I have written here, here, and here about efforts by a nonprofit in Philadelphia named “Safehouse” to establish a Safe Injection Facility in the neighborhood of Kensington, where IV drug use is rampant and out in the open, and overdoses are soaring. That effort is being impeded by threats from the Department of Justice that it will enforce federal law prohibiting such sites. The specific law at issue is known as the “Crack House Statute,” passed in the 1980s. Leaders in other major US cities who also want to set up Safe Injection Facilities, including Seattle, San Francisco, New York, and Boston, are closely monitoring the situation before proceeding with their own plans.
In my Policy Analysis on harm reduction I wrote of the impressive results that Safe Injection Facilities (also called “safe consumption sites” and “overdose prevention sites”) have had throughout much of the developed world since the 1980s. Now in operation in over 120 cities in Europe, Canada, and Australia, these facilities have dramatically reduced the spread of HIV, hepatitis, and other blood-borne diseases, dramatically reduced overdose deaths, and have brought many addicts into rehab programs. Darwin Fisher, the Program Coordinator of “Insite” in Vancouver, BC, the oldest Safe Injection Facility in North America (since 2003), gave an impressive presentation of how that facility has worked to save lives at Cato’s conference on harm reduction last March. You can see that presentation here.
The Policy Analysis also mentioned a Safe Injection Facility secretly operating in the US since 2014, notwithstanding the federal prohibition. A 2017 paper in the American Journal of Preventive Medicine that kept the name and location of the site confidential, reported it was well-accepted by the community, had at least four documented overdose reversals, and had no deaths associated with its operation. Dr. Barrot Lambdin, a senior epidemiologist with RTI International, an independent non-profit research institute in North Carolina, gave a data update on this secret Safe Injection Facility at an international conference on harm reduction held in Porto, Portugal on April 29, 2019. He did not disclose the name or location of the facility.
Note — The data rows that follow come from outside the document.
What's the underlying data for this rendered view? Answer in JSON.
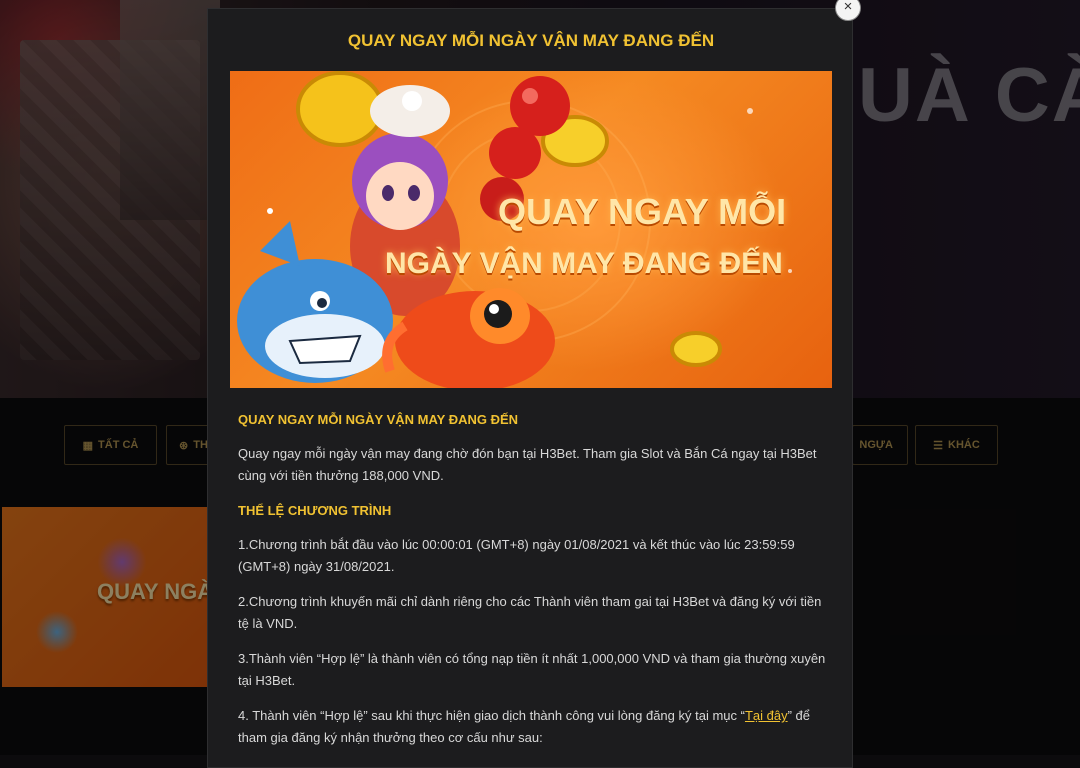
{
  "background": {
    "hero_title": "UÀ CÀ",
    "filters": [
      {
        "icon": "grid-icon",
        "label": "TẤT CẢ"
      },
      {
        "icon": "circle-icon",
        "label": "TH"
      },
      {
        "icon": "horse-icon",
        "label": "NGỰA"
      },
      {
        "icon": "list-icon",
        "label": "KHÁC"
      }
    ],
    "thumb_text": "QUAY NGÀY VẬN M"
  },
  "modal": {
    "title": "QUAY NGAY MỖI NGÀY VẬN MAY ĐANG ĐẾN",
    "close_label": "×",
    "banner": {
      "line1": "QUAY NGAY MỖI",
      "line2": "NGÀY VẬN MAY ĐANG ĐẾN"
    },
    "heading": "QUAY NGAY MỖI NGÀY VẬN MAY ĐANG ĐẾN",
    "intro": "Quay ngay mỗi ngày vận may đang chờ đón bạn tại H3Bet. Tham gia Slot và Bắn Cá ngay tại H3Bet cùng với tiền thưởng 188,000 VND.",
    "rules_heading": "THỂ LỆ CHƯƠNG TRÌNH",
    "rules": [
      "1.Chương trình bắt đầu vào lúc 00:00:01 (GMT+8) ngày 01/08/2021 và kết thúc vào lúc 23:59:59 (GMT+8) ngày 31/08/2021.",
      "2.Chương trình khuyến mãi chỉ dành riêng cho các Thành viên tham gai tại H3Bet và đăng ký với tiền tệ là VND.",
      "3.Thành viên “Hợp lệ” là thành viên có tổng nạp tiền ít nhất 1,000,000 VND và tham gia thường xuyên tại H3Bet."
    ],
    "rule4_before": "4. Thành viên “Hợp lệ” sau khi thực hiện giao dịch thành công vui lòng đăng ký tại mục “",
    "rule4_link": "Tại đây",
    "rule4_after": "” để tham gia đăng ký nhận thưởng theo cơ cấu như sau:"
  }
}
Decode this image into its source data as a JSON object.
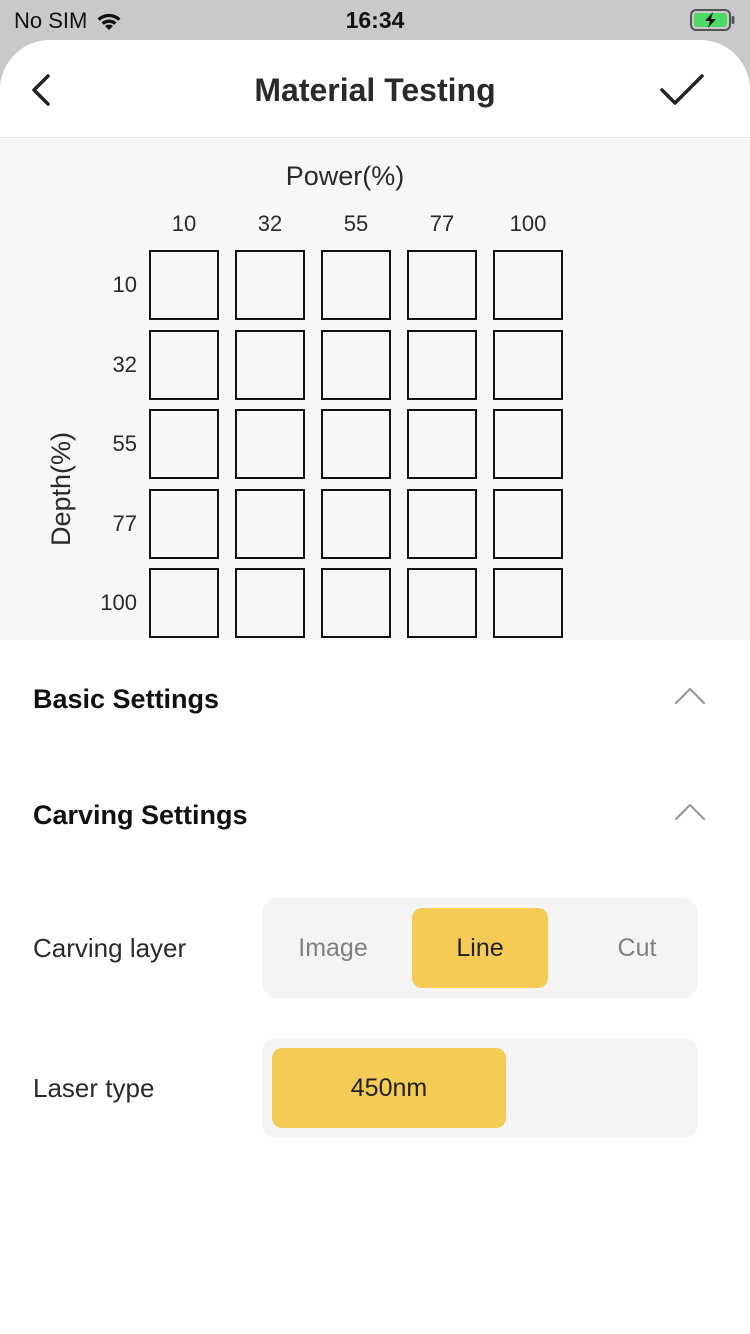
{
  "status_bar": {
    "carrier": "No SIM",
    "time": "16:34",
    "wifi_icon": "wifi-icon",
    "battery_icon": "battery-charging-icon",
    "battery_color": "#4cd964"
  },
  "nav": {
    "title": "Material Testing",
    "back_icon": "chevron-left-icon",
    "confirm_icon": "checkmark-icon"
  },
  "preview": {
    "x_axis_label": "Power(%)",
    "y_axis_label": "Depth(%)",
    "power_values": [
      "10",
      "32",
      "55",
      "77",
      "100"
    ],
    "depth_values": [
      "10",
      "32",
      "55",
      "77",
      "100"
    ]
  },
  "sections": {
    "basic": {
      "title": "Basic Settings",
      "icon": "chevron-up-icon"
    },
    "carving": {
      "title": "Carving Settings",
      "icon": "chevron-up-icon"
    }
  },
  "carving_layer": {
    "label": "Carving layer",
    "options": [
      "Image",
      "Line",
      "Cut"
    ],
    "selected": "Line"
  },
  "laser_type": {
    "label": "Laser type",
    "options": [
      "450nm"
    ],
    "selected": "450nm"
  },
  "colors": {
    "accent": "#f4cb55",
    "preview_bg": "#f7f7f7"
  }
}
One objection raised by residents of communities where these sites are proposed is that they don’t want to see IV drug users on the streets of their neighborhoods. But proponents respond that Safe Injection Facilities actually bring such people indoors, injecting their drugs out of the view of the community. Dr. Lambdin reported that since the facility’s opening in September 2014, nearly 8,400 public injections were prevented.
Dr. Lambdin also reported the number of overdose reversals has now increased to 26.
Because the site is illegal, it is only able to operate part time—five or six days a week for eight or ten hours a day. And it accepts participants by invitation only. The surrounding community has cooperated by helping the facility maintain secrecy.
So here is an example of a Safe Injection Facility saving lives, and well-accepted by the surrounding neighborhood, in spite of federal impediments. Imagine how many more lives it could save if it could operate around the clock, out in the open, and advertise for walk-ins. Imagine how many hundreds or even thousands of lives would be saved if the “Crack House Statute’ was repealed.